Segment Start: Record excerpts
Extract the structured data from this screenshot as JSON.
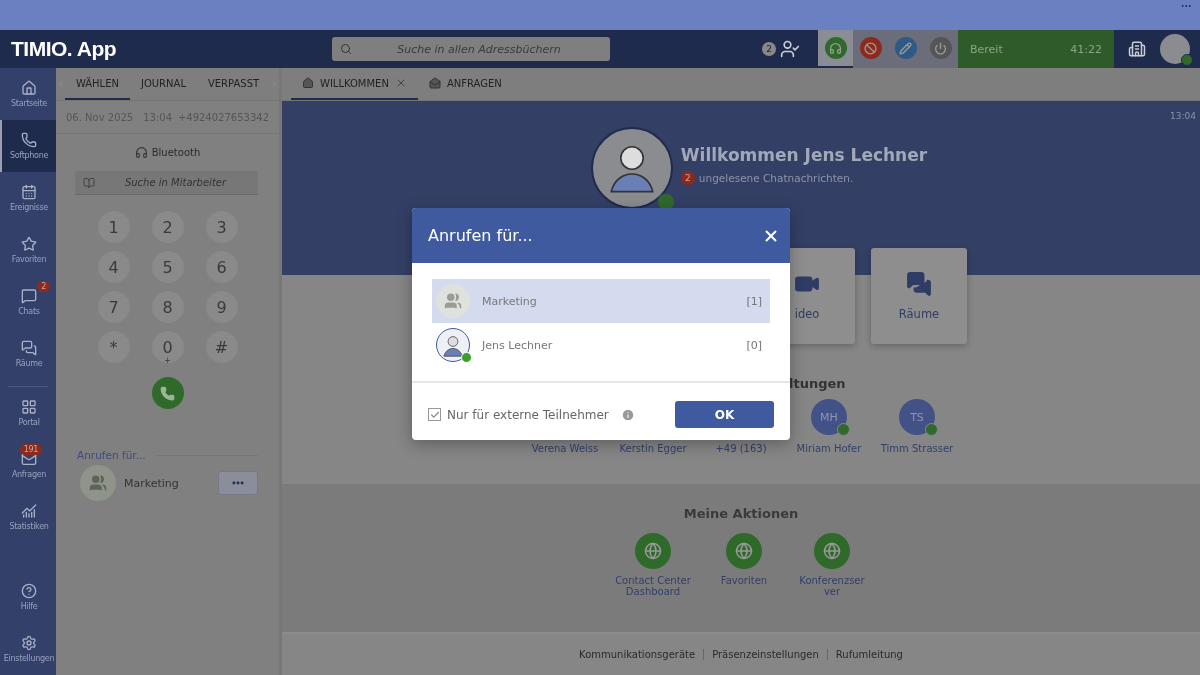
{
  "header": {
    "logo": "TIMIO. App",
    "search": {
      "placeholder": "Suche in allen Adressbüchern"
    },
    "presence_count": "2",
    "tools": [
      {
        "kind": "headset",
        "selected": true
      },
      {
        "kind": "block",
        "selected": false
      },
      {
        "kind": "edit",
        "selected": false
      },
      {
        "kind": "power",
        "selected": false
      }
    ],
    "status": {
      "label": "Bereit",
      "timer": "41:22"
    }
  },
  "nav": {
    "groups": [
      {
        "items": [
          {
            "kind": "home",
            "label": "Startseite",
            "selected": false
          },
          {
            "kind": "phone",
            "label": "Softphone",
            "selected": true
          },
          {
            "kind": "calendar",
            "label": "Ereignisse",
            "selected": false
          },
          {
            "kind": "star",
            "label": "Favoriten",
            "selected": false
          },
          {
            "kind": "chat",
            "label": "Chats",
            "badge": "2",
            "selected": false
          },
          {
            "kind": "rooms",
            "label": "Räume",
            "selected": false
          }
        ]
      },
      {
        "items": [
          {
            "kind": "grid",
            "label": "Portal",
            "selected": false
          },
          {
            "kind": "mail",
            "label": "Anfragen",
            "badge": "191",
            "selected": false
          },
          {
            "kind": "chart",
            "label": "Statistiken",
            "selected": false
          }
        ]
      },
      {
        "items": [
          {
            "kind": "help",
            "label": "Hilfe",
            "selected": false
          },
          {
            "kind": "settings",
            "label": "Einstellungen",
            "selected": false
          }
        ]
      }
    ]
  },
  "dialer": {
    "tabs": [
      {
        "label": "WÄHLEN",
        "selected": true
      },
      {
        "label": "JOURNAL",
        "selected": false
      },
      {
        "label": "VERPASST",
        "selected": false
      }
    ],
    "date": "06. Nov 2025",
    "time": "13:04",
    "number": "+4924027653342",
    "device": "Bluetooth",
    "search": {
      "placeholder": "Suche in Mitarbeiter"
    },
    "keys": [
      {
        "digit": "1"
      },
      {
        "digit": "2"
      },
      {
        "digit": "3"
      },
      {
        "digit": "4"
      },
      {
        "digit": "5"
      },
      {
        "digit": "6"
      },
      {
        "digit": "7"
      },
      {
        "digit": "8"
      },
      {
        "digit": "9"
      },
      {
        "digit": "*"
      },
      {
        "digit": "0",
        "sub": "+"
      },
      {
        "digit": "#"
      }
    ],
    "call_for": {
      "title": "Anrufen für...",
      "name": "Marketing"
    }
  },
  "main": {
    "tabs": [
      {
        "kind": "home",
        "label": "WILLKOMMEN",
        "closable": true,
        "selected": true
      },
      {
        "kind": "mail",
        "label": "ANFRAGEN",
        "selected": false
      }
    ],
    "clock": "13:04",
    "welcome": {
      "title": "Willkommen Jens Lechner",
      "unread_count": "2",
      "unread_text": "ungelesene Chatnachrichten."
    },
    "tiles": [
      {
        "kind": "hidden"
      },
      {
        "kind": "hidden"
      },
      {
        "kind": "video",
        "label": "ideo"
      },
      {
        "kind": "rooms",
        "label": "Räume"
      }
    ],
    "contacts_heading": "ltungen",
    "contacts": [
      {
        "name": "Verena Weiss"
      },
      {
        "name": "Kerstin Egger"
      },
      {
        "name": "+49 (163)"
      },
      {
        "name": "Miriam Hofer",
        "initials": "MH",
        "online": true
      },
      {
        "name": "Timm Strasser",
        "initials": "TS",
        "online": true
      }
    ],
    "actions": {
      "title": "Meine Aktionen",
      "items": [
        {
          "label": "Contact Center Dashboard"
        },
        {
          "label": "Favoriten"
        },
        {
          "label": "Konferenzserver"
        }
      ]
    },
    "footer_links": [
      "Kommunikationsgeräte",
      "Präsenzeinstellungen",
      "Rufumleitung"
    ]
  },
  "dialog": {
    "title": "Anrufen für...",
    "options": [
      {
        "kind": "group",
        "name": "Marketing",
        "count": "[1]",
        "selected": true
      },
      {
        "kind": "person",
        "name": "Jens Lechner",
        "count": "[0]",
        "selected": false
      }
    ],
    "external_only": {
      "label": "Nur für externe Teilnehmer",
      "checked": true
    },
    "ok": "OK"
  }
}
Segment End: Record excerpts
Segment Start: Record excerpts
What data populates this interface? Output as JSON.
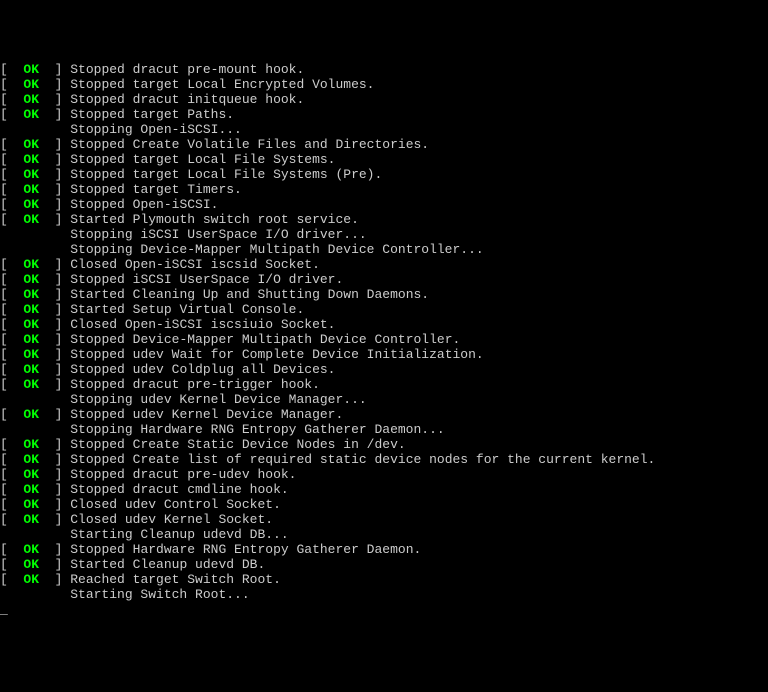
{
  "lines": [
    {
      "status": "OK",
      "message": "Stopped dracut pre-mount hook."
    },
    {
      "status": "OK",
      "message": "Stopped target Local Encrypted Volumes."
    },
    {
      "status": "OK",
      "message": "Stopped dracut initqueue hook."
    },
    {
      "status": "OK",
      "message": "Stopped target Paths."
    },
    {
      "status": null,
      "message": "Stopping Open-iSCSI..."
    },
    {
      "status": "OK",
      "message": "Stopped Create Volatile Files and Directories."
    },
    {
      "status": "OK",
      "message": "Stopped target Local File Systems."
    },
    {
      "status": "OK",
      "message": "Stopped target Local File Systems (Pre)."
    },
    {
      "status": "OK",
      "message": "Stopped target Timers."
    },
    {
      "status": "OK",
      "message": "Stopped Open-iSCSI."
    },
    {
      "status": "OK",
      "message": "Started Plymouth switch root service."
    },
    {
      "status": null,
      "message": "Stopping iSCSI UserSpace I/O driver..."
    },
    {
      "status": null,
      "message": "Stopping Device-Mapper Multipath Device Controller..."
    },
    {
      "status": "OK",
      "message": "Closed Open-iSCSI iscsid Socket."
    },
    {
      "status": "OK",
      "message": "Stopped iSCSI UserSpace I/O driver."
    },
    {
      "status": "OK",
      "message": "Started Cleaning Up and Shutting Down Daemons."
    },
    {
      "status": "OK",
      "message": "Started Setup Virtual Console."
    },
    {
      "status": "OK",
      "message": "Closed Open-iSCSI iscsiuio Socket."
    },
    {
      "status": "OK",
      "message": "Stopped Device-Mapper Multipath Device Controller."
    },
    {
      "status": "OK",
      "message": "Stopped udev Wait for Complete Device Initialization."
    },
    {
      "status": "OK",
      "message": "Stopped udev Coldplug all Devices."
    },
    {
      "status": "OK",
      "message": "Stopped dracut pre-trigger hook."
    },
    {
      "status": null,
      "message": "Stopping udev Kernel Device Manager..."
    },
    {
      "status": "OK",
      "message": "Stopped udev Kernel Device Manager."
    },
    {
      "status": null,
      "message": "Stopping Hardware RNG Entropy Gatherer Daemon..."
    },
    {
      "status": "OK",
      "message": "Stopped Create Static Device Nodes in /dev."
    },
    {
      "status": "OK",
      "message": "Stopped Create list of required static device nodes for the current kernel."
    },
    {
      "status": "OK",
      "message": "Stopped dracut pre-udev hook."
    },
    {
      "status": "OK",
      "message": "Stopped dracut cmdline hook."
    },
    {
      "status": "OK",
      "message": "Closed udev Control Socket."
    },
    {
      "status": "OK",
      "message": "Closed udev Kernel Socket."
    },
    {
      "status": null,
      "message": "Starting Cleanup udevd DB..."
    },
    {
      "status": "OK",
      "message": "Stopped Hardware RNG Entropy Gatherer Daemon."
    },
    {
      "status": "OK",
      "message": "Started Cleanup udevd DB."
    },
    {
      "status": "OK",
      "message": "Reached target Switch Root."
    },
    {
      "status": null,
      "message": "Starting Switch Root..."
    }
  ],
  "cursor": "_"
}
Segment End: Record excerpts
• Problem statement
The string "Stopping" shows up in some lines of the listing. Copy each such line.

• Result of this exercise
      "message": "Stopping Open-iSCSI..."
      "message": "Stopping iSCSI UserSpace I/O driver..."
      "message": "Stopping Device-Mapper Multipath Device Controller..."
      "message": "Stopping udev Kernel Device Manager..."
      "message": "Stopping Hardware RNG Entropy Gatherer Daemon..."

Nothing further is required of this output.